Problems Identified during our project and Follow-up Actions

The pandemic of COVID-19 is the only challenge that we have faced so far. However, we have finished all of our field collections on time as planned.
• All samples were stored at between -20°C and -80°C for future pathogen study.
• Our partner, LOMWRU, will continue to identify the Rickettsia species.
• Our partner at IP-Paris will continue to work on deep sequencing
• We will continue the tick study/surveillance in Laos for both ticks and associated pathogens in 2021-2022.
• Future research studies are needed to determine the pathogenicity of these viruses to livestock and humans in Laos.

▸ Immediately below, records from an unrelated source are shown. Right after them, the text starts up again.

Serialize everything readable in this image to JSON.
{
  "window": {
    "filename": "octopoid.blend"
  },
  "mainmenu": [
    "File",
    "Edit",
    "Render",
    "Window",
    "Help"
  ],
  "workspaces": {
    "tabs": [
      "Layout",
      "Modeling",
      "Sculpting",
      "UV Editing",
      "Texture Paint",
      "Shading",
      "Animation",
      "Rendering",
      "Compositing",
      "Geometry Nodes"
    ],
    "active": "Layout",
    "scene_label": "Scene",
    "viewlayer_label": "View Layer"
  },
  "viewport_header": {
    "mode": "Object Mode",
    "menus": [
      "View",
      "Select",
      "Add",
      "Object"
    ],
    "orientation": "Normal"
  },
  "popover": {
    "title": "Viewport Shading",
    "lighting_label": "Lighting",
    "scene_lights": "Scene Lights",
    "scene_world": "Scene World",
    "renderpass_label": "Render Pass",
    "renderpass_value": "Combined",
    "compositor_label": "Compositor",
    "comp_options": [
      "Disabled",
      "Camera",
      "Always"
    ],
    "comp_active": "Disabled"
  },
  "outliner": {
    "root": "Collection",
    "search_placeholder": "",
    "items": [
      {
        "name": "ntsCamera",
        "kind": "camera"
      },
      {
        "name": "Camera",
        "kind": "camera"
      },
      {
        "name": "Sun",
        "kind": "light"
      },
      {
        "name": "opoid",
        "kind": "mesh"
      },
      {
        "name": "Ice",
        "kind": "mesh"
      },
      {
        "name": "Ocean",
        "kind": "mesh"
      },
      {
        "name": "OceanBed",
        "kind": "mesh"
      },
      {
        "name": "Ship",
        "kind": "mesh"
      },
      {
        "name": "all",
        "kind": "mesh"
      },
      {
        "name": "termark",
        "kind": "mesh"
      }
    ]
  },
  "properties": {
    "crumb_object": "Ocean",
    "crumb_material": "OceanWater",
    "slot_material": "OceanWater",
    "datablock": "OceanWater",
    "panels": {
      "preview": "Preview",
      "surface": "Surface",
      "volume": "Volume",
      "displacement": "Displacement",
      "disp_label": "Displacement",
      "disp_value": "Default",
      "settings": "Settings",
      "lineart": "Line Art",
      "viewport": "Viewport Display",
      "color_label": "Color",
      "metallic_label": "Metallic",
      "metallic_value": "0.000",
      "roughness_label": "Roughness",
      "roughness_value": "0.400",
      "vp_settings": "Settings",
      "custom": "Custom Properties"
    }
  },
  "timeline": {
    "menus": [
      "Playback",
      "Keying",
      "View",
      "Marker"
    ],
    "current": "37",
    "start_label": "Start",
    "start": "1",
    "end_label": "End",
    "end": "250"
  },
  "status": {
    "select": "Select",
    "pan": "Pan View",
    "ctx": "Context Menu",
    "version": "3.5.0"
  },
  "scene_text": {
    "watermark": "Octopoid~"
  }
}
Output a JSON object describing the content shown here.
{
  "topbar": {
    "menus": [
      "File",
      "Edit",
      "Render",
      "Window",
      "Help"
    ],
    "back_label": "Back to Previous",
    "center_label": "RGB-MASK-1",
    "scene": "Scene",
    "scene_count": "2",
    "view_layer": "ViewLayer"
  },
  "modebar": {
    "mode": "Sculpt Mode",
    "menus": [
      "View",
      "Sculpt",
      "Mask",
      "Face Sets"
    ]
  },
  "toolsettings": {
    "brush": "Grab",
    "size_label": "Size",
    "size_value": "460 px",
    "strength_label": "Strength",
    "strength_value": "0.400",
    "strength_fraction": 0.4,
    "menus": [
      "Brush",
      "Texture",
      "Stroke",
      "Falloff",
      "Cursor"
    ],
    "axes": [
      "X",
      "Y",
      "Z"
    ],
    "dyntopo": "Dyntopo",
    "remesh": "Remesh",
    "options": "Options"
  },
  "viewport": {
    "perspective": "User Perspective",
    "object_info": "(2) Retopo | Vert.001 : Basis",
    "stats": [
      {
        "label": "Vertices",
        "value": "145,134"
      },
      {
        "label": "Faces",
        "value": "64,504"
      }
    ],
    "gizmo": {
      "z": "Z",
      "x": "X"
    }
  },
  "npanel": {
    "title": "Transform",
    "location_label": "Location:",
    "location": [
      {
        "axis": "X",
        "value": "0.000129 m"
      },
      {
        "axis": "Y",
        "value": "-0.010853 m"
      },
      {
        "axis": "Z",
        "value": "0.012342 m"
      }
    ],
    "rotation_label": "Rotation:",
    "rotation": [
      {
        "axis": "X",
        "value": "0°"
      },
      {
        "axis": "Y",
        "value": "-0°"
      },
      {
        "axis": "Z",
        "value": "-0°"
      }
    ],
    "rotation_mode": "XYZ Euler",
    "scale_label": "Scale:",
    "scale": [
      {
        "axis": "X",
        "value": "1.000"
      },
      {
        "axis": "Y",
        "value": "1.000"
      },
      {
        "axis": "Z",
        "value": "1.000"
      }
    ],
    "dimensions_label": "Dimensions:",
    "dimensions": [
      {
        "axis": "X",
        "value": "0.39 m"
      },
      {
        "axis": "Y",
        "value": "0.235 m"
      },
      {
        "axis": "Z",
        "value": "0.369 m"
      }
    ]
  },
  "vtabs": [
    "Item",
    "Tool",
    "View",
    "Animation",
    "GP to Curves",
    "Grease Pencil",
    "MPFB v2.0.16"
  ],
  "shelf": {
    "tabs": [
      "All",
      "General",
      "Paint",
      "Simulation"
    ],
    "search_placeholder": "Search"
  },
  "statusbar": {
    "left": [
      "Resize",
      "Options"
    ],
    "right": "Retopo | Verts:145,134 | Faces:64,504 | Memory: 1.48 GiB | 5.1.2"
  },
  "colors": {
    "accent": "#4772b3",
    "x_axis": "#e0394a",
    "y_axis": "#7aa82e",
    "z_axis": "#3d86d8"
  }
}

Jiang J., Chan T., Temenek J.J., Dasch G.A., Ching W. and Richards A.L. (2004). Development of a Quantitative Real time Polymerase Chain Reaction Assay Specific for Orentia Tsutsugamushi. American Journal of Tropical Medicine and Hygiene, 70(4): 351-356

Nadchatram, M. and A. L. Dohany. 1974. A pictorial key to the subfamilies, genera and subgenera of Southeast Asian chiggers (Acari, Prostigmata, Trombiculidae). Bulletin from the Institute for Medical Research Federation of Malaysia, 16: 1–67.

Nuttall, G. H. F., W. F. Cooper, C. Warburton, L. E. Robinson, and D. R. Arthur. 1926. Ticks: pt. IV. The genus Amblyomma. Cambridge University Press.

Sanchez-Seco, M.P., et al., Detection and identification of Toscana and other phleboviruses by RT-nested-PCR assays with degenerated primers. J Med Virol, 2003. 71(1): p. 140-9.

Tanskull, P. and I. Inlao. 1989. Keys to the adult ticks of Haemaphysalis Koch, 1844, in Thailand with notes on changes in taxonomy (Acari: Ixodoidea: Ixodidae). J Med Entomol 26(6): 573–600.

Yamaguti N., V. J. Tipton, H. L. Keegan, and S. Toshioka (1971). Ticks of Japan, Korea, and the Ryukyu islands. Brigham Young University Science Bulletin, Biological Series 15(1):1.